◆ REQUIREMENT ◆
Reproduce the full set of records verbatim.

◆ Website and app data records ◆
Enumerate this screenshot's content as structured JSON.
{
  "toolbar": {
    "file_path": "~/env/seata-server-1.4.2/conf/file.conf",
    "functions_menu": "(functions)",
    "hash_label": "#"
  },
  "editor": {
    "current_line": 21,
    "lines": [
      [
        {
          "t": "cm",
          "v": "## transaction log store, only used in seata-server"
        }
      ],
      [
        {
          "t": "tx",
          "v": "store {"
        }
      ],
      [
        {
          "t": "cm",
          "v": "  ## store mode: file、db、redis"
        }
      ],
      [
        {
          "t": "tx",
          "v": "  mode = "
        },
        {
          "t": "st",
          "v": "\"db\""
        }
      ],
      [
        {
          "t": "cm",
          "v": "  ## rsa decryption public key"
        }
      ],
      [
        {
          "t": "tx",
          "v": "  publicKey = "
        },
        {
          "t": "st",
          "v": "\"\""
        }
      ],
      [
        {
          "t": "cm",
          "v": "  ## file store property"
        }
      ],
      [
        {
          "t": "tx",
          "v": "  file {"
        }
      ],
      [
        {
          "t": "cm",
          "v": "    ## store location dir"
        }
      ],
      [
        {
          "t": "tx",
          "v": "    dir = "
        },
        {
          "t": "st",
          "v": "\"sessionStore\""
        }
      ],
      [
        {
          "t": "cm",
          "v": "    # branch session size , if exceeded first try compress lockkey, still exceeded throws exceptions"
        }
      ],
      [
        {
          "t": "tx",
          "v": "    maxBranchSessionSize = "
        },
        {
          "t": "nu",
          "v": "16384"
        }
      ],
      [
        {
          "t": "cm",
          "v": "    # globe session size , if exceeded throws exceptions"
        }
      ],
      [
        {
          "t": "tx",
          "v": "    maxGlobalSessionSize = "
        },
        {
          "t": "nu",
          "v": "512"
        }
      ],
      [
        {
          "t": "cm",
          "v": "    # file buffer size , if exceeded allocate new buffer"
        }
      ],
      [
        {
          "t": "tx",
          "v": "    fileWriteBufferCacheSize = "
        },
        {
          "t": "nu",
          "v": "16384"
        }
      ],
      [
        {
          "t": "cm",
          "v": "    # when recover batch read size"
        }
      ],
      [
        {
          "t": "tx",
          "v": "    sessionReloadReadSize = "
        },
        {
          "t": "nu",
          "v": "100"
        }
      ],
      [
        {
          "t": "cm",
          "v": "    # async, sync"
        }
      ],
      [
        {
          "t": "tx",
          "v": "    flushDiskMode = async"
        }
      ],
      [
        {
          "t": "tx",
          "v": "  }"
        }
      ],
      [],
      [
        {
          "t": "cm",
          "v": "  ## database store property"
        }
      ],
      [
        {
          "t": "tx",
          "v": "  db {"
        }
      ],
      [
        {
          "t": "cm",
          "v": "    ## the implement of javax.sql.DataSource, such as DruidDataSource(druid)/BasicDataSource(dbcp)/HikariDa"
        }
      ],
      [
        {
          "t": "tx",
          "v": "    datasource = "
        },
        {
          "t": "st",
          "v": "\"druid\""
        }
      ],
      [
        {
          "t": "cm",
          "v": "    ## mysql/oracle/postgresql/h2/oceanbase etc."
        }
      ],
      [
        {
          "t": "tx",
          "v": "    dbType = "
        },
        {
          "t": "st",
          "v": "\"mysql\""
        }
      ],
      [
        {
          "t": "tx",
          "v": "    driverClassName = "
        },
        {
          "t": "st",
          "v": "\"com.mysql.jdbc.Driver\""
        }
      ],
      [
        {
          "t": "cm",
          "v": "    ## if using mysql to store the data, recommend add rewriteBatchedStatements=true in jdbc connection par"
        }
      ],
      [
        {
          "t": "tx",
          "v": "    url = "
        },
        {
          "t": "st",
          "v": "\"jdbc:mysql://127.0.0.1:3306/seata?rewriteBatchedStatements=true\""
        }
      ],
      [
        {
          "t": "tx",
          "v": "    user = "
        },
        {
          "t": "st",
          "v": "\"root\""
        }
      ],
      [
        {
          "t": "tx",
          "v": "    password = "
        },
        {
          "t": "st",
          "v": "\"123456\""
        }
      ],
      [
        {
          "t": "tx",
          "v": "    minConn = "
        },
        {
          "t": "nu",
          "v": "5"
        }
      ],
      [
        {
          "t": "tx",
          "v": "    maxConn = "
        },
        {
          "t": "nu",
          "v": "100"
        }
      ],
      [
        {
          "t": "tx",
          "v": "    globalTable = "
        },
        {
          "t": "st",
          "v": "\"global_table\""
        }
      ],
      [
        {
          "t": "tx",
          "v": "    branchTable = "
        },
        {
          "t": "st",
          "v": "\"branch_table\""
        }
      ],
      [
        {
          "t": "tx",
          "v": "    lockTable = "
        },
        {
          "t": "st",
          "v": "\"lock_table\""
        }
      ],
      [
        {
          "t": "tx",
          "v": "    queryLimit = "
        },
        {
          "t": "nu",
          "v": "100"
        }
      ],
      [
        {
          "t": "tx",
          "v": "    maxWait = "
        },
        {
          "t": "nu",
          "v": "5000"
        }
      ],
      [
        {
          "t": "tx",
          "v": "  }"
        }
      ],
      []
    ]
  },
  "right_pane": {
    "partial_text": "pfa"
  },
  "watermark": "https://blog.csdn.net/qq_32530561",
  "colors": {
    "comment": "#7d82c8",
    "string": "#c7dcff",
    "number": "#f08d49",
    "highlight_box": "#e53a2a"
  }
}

◆ REPLY TO THE TASK ◆
Enumerate this screenshot's content as structured JSON.
{
  "toolbar": {
    "file_path": "~/env/seata-server-1.4.2/conf/file.conf",
    "functions_menu": "(functions)",
    "hash_label": "#"
  },
  "editor": {
    "current_line": 21,
    "lines": [
      [
        {
          "t": "cm",
          "v": "## transaction log store, only used in seata-server"
        }
      ],
      [
        {
          "t": "tx",
          "v": "store {"
        }
      ],
      [
        {
          "t": "cm",
          "v": "  ## store mode: file、db、redis"
        }
      ],
      [
        {
          "t": "tx",
          "v": "  mode = "
        },
        {
          "t": "st",
          "v": "\"db\""
        }
      ],
      [
        {
          "t": "cm",
          "v": "  ## rsa decryption public key"
        }
      ],
      [
        {
          "t": "tx",
          "v": "  publicKey = "
        },
        {
          "t": "st",
          "v": "\"\""
        }
      ],
      [
        {
          "t": "cm",
          "v": "  ## file store property"
        }
      ],
      [
        {
          "t": "tx",
          "v": "  file {"
        }
      ],
      [
        {
          "t": "cm",
          "v": "    ## store location dir"
        }
      ],
      [
        {
          "t": "tx",
          "v": "    dir = "
        },
        {
          "t": "st",
          "v": "\"sessionStore\""
        }
      ],
      [
        {
          "t": "cm",
          "v": "    # branch session size , if exceeded first try compress lockkey, still exceeded throws exceptions"
        }
      ],
      [
        {
          "t": "tx",
          "v": "    maxBranchSessionSize = "
        },
        {
          "t": "nu",
          "v": "16384"
        }
      ],
      [
        {
          "t": "cm",
          "v": "    # globe session size , if exceeded throws exceptions"
        }
      ],
      [
        {
          "t": "tx",
          "v": "    maxGlobalSessionSize = "
        },
        {
          "t": "nu",
          "v": "512"
        }
      ],
      [
        {
          "t": "cm",
          "v": "    # file buffer size , if exceeded allocate new buffer"
        }
      ],
      [
        {
          "t": "tx",
          "v": "    fileWriteBufferCacheSize = "
        },
        {
          "t": "nu",
          "v": "16384"
        }
      ],
      [
        {
          "t": "cm",
          "v": "    # when recover batch read size"
        }
      ],
      [
        {
          "t": "tx",
          "v": "    sessionReloadReadSize = "
        },
        {
          "t": "nu",
          "v": "100"
        }
      ],
      [
        {
          "t": "cm",
          "v": "    # async, sync"
        }
      ],
      [
        {
          "t": "tx",
          "v": "    flushDiskMode = async"
        }
      ],
      [
        {
          "t": "tx",
          "v": "  }"
        }
      ],
      [],
      [
        {
          "t": "cm",
          "v": "  ## database store property"
        }
      ],
      [
        {
          "t": "tx",
          "v": "  db {"
        }
      ],
      [
        {
          "t": "cm",
          "v": "    ## the implement of javax.sql.DataSource, such as DruidDataSource(druid)/BasicDataSource(dbcp)/HikariDa"
        }
      ],
      [
        {
          "t": "tx",
          "v": "    datasource = "
        },
        {
          "t": "st",
          "v": "\"druid\""
        }
      ],
      [
        {
          "t": "cm",
          "v": "    ## mysql/oracle/postgresql/h2/oceanbase etc."
        }
      ],
      [
        {
          "t": "tx",
          "v": "    dbType = "
        },
        {
          "t": "st",
          "v": "\"mysql\""
        }
      ],
      [
        {
          "t": "tx",
          "v": "    driverClassName = "
        },
        {
          "t": "st",
          "v": "\"com.mysql.jdbc.Driver\""
        }
      ],
      [
        {
          "t": "cm",
          "v": "    ## if using mysql to store the data, recommend add rewriteBatchedStatements=true in jdbc connection par"
        }
      ],
      [
        {
          "t": "tx",
          "v": "    url = "
        },
        {
          "t": "st",
          "v": "\"jdbc:mysql://127.0.0.1:3306/seata?rewriteBatchedStatements=true\""
        }
      ],
      [
        {
          "t": "tx",
          "v": "    user = "
        },
        {
          "t": "st",
          "v": "\"root\""
        }
      ],
      [
        {
          "t": "tx",
          "v": "    password = "
        },
        {
          "t": "st",
          "v": "\"123456\""
        }
      ],
      [
        {
          "t": "tx",
          "v": "    minConn = "
        },
        {
          "t": "nu",
          "v": "5"
        }
      ],
      [
        {
          "t": "tx",
          "v": "    maxConn = "
        },
        {
          "t": "nu",
          "v": "100"
        }
      ],
      [
        {
          "t": "tx",
          "v": "    globalTable = "
        },
        {
          "t": "st",
          "v": "\"global_table\""
        }
      ],
      [
        {
          "t": "tx",
          "v": "    branchTable = "
        },
        {
          "t": "st",
          "v": "\"branch_table\""
        }
      ],
      [
        {
          "t": "tx",
          "v": "    lockTable = "
        },
        {
          "t": "st",
          "v": "\"lock_table\""
        }
      ],
      [
        {
          "t": "tx",
          "v": "    queryLimit = "
        },
        {
          "t": "nu",
          "v": "100"
        }
      ],
      [
        {
          "t": "tx",
          "v": "    maxWait = "
        },
        {
          "t": "nu",
          "v": "5000"
        }
      ],
      [
        {
          "t": "tx",
          "v": "  }"
        }
      ],
      []
    ]
  },
  "right_pane": {
    "partial_text": "pfa"
  },
  "watermark": "https://blog.csdn.net/qq_32530561",
  "colors": {
    "comment": "#7d82c8",
    "string": "#c7dcff",
    "number": "#f08d49",
    "highlight_box": "#e53a2a"
  }
}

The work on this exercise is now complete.